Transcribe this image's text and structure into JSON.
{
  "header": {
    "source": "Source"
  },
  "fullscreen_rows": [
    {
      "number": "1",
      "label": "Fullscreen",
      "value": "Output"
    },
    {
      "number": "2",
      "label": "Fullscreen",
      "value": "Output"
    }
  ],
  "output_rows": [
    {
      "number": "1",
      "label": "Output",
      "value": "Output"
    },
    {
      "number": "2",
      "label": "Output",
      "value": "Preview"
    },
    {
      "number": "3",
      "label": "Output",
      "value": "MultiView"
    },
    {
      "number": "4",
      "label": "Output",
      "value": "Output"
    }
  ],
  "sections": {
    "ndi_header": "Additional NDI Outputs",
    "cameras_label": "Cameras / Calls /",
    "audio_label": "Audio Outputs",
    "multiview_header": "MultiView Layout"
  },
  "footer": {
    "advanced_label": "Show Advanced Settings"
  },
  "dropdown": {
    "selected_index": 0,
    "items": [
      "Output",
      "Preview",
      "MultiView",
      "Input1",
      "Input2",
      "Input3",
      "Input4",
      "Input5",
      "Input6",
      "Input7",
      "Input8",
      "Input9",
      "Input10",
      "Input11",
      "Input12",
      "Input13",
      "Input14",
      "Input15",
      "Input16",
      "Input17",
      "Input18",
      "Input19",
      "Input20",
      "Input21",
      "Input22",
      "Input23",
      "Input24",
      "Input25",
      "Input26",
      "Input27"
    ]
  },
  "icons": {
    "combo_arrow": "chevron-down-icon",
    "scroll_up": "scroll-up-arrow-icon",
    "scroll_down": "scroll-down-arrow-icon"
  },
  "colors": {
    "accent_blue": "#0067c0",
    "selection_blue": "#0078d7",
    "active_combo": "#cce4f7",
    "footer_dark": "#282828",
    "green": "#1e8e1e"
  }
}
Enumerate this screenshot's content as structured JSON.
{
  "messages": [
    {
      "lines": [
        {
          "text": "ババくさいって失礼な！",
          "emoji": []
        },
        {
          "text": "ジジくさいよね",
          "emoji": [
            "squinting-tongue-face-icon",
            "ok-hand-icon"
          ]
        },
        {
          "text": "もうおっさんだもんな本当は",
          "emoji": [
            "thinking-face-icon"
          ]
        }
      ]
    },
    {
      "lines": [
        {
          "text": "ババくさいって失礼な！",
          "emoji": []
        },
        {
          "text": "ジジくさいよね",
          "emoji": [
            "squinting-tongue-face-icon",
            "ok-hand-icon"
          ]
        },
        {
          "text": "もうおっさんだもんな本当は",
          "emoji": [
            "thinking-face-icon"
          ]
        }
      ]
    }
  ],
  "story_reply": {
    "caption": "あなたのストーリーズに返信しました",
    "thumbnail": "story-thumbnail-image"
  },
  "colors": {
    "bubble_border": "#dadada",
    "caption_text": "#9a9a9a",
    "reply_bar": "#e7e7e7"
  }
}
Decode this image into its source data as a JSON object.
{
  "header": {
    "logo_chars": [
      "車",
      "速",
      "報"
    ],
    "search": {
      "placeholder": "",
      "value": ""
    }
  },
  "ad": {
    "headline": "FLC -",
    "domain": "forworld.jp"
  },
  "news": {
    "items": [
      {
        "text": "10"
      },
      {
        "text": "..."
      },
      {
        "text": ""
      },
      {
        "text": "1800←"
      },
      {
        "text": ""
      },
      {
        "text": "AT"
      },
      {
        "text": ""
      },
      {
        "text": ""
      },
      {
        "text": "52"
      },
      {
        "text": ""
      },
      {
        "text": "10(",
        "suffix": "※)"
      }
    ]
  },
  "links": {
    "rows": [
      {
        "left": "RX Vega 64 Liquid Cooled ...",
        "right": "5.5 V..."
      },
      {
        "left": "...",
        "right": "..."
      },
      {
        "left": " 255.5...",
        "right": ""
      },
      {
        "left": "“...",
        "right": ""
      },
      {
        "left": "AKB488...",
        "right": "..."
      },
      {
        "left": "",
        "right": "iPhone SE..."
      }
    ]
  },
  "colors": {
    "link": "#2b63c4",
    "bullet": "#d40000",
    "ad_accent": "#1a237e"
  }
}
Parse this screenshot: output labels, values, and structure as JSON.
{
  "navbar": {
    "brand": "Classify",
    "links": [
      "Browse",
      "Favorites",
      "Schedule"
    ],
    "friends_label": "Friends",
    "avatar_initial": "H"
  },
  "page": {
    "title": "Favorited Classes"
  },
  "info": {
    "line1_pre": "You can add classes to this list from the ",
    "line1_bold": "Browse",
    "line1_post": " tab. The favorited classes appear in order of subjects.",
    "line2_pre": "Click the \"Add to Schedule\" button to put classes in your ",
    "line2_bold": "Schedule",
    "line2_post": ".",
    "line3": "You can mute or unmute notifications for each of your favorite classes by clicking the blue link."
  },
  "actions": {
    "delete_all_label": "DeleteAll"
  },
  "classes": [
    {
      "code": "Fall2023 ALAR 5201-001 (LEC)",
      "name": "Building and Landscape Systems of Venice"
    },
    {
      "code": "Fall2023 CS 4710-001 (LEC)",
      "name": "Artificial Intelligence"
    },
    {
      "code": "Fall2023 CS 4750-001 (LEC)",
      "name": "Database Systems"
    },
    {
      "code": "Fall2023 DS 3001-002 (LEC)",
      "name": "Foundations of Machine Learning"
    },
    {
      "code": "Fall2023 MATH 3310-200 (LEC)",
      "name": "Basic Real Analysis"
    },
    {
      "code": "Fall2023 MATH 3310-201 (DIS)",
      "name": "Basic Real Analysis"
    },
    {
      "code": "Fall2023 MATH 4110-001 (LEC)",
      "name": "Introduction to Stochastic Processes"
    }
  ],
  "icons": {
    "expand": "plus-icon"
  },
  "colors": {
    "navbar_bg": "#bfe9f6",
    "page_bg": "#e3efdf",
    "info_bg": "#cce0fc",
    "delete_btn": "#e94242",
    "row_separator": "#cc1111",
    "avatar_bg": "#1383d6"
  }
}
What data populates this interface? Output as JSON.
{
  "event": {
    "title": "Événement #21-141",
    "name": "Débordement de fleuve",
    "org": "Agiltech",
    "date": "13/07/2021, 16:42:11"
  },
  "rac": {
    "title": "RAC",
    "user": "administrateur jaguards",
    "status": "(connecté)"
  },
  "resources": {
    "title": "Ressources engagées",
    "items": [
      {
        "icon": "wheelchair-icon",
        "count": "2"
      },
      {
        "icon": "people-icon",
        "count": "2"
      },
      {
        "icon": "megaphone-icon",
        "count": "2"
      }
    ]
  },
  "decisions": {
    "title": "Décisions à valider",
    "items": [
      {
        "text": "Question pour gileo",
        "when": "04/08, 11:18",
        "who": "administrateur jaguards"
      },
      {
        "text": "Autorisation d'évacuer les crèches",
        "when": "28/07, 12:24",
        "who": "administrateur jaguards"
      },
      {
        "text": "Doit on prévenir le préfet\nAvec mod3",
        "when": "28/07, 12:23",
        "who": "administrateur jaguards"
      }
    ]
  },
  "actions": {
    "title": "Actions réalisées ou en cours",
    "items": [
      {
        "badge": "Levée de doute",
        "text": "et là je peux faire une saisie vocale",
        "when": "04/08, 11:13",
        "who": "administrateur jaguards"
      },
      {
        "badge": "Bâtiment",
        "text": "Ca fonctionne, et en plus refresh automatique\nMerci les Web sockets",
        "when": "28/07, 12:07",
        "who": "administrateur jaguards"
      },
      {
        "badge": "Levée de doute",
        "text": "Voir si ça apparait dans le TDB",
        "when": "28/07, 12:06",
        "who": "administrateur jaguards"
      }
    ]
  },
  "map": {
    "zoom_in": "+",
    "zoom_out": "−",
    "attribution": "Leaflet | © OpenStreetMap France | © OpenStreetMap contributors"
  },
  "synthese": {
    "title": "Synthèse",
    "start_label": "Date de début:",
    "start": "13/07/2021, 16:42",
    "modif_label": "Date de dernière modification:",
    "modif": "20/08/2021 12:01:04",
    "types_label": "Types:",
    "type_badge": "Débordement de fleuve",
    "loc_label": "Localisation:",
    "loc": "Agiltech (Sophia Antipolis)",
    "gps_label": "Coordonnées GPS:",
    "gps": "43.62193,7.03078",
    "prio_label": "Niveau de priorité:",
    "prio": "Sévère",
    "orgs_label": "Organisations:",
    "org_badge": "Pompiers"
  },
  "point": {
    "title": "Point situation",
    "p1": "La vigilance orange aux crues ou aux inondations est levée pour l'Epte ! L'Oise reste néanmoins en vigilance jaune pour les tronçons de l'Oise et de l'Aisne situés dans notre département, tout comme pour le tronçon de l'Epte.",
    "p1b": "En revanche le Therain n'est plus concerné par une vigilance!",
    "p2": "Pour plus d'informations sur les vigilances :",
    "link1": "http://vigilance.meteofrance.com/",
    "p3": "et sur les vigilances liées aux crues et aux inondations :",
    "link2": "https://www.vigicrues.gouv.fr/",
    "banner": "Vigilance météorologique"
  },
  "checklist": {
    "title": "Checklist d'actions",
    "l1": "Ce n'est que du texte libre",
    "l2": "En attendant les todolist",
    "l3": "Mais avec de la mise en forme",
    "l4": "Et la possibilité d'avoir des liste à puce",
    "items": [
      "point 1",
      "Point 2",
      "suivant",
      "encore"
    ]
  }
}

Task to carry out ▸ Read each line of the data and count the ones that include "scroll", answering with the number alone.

Result below ▸ 2